- Exercise instructions: Output nothing but the line containing "What data populates" and the lines after it through the end of the material below, each reproduced exactly.

** Opening Given records block **

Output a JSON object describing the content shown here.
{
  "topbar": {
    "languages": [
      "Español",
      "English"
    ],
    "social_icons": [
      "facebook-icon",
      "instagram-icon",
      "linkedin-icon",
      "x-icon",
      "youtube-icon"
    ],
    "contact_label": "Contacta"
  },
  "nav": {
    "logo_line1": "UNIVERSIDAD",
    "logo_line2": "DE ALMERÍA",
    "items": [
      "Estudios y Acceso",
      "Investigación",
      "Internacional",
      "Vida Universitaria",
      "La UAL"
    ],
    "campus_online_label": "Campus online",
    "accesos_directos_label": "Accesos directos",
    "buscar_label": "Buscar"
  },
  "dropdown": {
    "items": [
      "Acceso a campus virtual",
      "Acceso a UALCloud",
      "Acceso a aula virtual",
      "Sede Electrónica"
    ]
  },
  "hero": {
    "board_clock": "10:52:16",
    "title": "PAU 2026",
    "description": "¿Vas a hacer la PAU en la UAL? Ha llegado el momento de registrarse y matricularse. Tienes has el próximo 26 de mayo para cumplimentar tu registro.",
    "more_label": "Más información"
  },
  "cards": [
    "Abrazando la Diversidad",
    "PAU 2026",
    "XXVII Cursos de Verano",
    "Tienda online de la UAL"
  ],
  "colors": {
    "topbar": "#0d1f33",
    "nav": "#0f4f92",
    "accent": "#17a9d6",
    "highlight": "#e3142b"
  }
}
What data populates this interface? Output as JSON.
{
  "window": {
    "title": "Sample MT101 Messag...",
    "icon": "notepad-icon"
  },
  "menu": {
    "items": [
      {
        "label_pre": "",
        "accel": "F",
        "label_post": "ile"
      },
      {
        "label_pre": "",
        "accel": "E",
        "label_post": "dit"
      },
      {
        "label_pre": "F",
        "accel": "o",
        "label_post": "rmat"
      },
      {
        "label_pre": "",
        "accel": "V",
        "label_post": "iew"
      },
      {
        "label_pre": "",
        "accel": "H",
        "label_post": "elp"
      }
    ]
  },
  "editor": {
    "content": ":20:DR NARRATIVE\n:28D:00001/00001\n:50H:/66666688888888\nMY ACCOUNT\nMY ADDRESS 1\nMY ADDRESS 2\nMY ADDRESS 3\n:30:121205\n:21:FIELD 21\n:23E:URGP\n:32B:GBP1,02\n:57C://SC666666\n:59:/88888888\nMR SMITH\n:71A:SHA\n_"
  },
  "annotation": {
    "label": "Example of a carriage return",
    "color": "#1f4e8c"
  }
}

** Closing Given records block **

- Response to the exercise:
What data populates this interface? Output as JSON.
{
  "window": {
    "title": "Sample MT101 Messag...",
    "icon": "notepad-icon"
  },
  "menu": {
    "items": [
      {
        "label_pre": "",
        "accel": "F",
        "label_post": "ile"
      },
      {
        "label_pre": "",
        "accel": "E",
        "label_post": "dit"
      },
      {
        "label_pre": "F",
        "accel": "o",
        "label_post": "rmat"
      },
      {
        "label_pre": "",
        "accel": "V",
        "label_post": "iew"
      },
      {
        "label_pre": "",
        "accel": "H",
        "label_post": "elp"
      }
    ]
  },
  "editor": {
    "content": ":20:DR NARRATIVE\n:28D:00001/00001\n:50H:/66666688888888\nMY ACCOUNT\nMY ADDRESS 1\nMY ADDRESS 2\nMY ADDRESS 3\n:30:121205\n:21:FIELD 21\n:23E:URGP\n:32B:GBP1,02\n:57C://SC666666\n:59:/88888888\nMR SMITH\n:71A:SHA\n_"
  },
  "annotation": {
    "label": "Example of a carriage return",
    "color": "#1f4e8c"
  }
}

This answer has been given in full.